EXERCISE → In the entries that follow, which lines hold the string "name"? List them.

────────────────────

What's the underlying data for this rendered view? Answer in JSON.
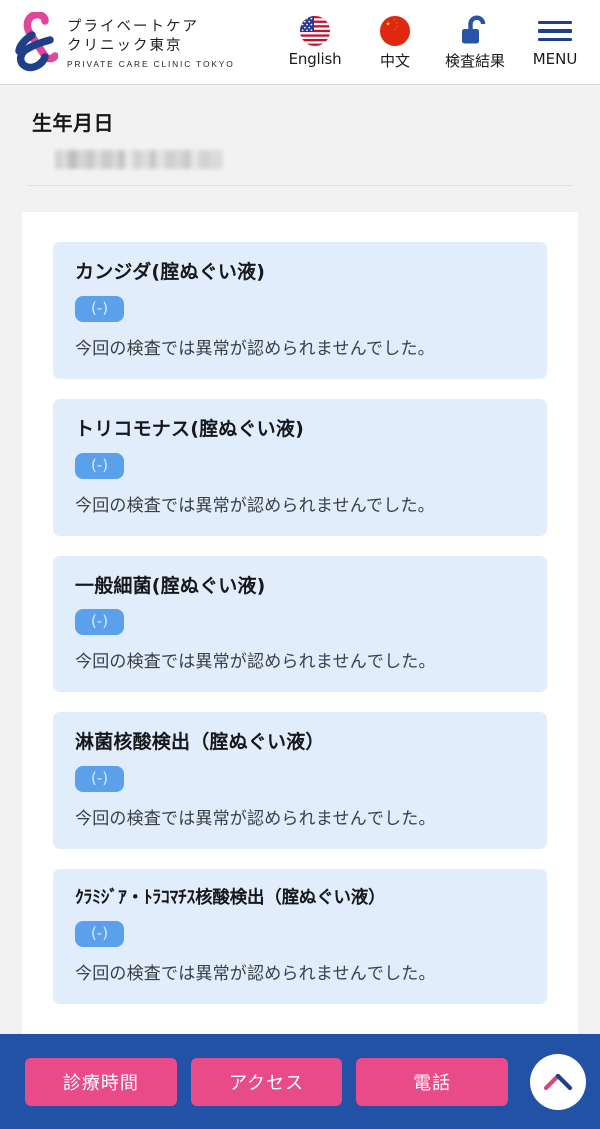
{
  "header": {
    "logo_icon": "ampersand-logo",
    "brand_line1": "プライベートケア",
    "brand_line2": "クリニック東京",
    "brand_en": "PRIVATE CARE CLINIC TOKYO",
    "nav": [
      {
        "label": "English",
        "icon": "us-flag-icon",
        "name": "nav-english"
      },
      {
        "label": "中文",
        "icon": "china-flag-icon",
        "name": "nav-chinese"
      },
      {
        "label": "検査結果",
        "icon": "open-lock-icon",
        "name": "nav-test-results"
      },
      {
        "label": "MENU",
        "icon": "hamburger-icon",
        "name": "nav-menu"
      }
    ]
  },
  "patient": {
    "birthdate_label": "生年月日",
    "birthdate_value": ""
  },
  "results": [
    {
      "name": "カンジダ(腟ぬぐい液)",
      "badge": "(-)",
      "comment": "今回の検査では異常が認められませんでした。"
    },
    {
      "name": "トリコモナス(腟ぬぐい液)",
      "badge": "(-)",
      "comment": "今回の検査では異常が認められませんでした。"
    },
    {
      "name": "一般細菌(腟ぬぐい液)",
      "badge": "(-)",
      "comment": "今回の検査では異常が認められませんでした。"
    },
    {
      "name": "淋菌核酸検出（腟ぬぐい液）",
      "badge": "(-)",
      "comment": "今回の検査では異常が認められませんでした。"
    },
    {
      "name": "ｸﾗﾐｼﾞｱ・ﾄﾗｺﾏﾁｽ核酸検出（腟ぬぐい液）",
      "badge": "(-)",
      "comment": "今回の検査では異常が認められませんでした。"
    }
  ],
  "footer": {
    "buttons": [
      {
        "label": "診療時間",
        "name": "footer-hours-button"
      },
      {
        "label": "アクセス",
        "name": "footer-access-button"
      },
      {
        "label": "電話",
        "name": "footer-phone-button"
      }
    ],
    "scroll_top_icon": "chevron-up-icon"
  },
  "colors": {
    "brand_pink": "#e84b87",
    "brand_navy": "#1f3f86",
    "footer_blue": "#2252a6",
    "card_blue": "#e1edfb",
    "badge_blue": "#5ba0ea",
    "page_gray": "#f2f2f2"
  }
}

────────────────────

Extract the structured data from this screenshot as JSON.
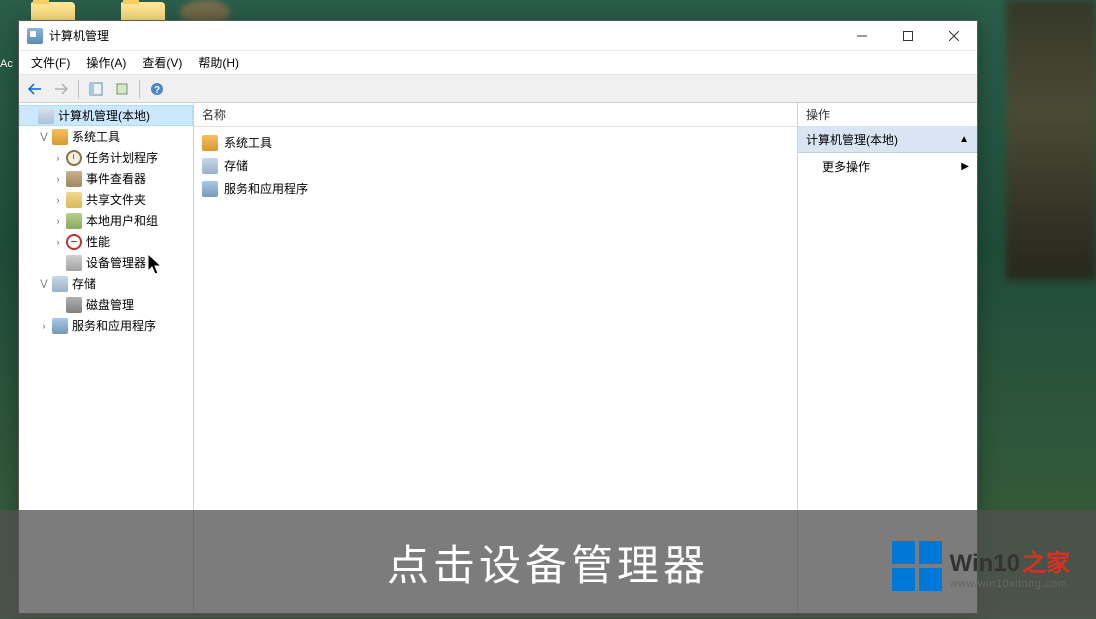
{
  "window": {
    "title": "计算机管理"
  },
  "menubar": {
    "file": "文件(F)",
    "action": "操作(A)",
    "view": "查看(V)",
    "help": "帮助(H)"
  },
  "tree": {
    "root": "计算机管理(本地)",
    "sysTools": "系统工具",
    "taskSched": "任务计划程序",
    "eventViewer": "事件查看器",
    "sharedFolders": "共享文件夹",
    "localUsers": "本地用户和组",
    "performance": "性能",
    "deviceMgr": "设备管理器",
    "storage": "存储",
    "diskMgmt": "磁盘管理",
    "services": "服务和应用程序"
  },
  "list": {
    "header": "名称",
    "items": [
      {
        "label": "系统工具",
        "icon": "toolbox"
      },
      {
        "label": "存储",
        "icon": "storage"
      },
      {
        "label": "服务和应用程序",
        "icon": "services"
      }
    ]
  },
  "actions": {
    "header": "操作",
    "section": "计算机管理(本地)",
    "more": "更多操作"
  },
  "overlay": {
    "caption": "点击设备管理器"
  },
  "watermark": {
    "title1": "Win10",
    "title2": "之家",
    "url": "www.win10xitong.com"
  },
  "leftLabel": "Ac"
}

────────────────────

PROBLEM SOLUTION →
        "name": "nav-english"
        "name": "nav-chinese"
        "name": "nav-test-results"
        "name": "nav-menu"
      "name": "カンジダ(腟ぬぐい液)",
      "name": "トリコモナス(腟ぬぐい液)",
      "name": "一般細菌(腟ぬぐい液)",
      "name": "淋菌核酸検出（腟ぬぐい液）",
      "name": "ｸﾗﾐｼﾞｱ・ﾄﾗｺﾏﾁｽ核酸検出（腟ぬぐい液）",
        "name": "footer-hours-button"
        "name": "footer-access-button"
        "name": "footer-phone-button"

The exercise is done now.